Search the entries below for "expression". Report each line where it occurs.

[SOURCE INFORMATION Boundary: Start]

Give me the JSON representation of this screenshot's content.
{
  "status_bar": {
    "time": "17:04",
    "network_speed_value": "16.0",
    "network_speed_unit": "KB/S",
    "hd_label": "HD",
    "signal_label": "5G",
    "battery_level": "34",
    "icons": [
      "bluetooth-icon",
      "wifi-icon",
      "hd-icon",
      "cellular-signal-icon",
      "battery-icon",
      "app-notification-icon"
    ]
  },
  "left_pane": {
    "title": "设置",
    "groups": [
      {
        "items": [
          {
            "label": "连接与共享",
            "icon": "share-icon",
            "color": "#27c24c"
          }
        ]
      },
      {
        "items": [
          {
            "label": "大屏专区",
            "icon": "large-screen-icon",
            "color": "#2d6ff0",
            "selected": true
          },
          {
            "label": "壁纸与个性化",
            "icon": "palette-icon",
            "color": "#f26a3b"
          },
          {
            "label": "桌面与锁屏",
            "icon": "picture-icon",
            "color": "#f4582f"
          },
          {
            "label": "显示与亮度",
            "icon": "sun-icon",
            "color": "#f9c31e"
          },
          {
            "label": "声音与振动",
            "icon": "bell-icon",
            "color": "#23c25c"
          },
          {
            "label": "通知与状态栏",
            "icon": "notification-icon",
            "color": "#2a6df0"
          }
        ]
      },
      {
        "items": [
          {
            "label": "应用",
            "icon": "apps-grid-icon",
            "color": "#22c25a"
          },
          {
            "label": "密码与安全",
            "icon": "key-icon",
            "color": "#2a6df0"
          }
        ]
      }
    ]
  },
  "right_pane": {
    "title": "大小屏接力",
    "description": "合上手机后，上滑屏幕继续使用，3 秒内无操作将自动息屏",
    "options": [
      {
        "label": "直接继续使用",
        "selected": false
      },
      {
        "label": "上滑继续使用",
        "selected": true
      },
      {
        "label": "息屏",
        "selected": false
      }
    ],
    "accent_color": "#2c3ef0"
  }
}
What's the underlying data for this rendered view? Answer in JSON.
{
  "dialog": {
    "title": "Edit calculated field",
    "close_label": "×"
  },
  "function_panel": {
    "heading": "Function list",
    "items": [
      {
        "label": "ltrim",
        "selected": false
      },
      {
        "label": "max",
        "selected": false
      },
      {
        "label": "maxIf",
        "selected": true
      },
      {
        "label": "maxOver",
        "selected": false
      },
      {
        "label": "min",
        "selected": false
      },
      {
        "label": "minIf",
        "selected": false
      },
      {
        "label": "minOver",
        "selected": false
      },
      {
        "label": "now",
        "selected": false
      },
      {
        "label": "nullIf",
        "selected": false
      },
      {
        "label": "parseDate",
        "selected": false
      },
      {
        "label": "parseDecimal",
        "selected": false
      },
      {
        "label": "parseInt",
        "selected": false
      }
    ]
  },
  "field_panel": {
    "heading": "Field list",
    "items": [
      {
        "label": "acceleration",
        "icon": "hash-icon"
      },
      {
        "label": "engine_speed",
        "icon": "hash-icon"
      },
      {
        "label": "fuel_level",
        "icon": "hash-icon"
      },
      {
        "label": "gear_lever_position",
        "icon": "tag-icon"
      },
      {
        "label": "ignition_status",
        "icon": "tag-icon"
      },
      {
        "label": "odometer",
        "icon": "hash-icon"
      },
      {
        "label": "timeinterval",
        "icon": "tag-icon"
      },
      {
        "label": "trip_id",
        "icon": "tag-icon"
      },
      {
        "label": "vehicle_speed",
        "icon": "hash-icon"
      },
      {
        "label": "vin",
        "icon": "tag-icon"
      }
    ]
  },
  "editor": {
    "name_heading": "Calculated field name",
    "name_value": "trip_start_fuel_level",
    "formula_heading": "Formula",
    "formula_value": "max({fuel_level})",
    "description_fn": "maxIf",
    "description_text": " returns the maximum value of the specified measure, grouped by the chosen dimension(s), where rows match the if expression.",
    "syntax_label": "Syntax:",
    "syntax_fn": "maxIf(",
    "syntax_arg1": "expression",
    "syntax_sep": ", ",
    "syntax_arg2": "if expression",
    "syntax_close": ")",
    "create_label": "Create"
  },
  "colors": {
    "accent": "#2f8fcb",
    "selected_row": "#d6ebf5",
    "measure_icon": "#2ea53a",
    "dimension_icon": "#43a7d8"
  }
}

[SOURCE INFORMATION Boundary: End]

> **RESPONSE TO THE TASK**
    "description_text": " returns the maximum value of the specified measure, grouped by the chosen dimension(s), where rows match the if expression.",
    "syntax_arg1": "expression",
    "syntax_arg2": "if expression",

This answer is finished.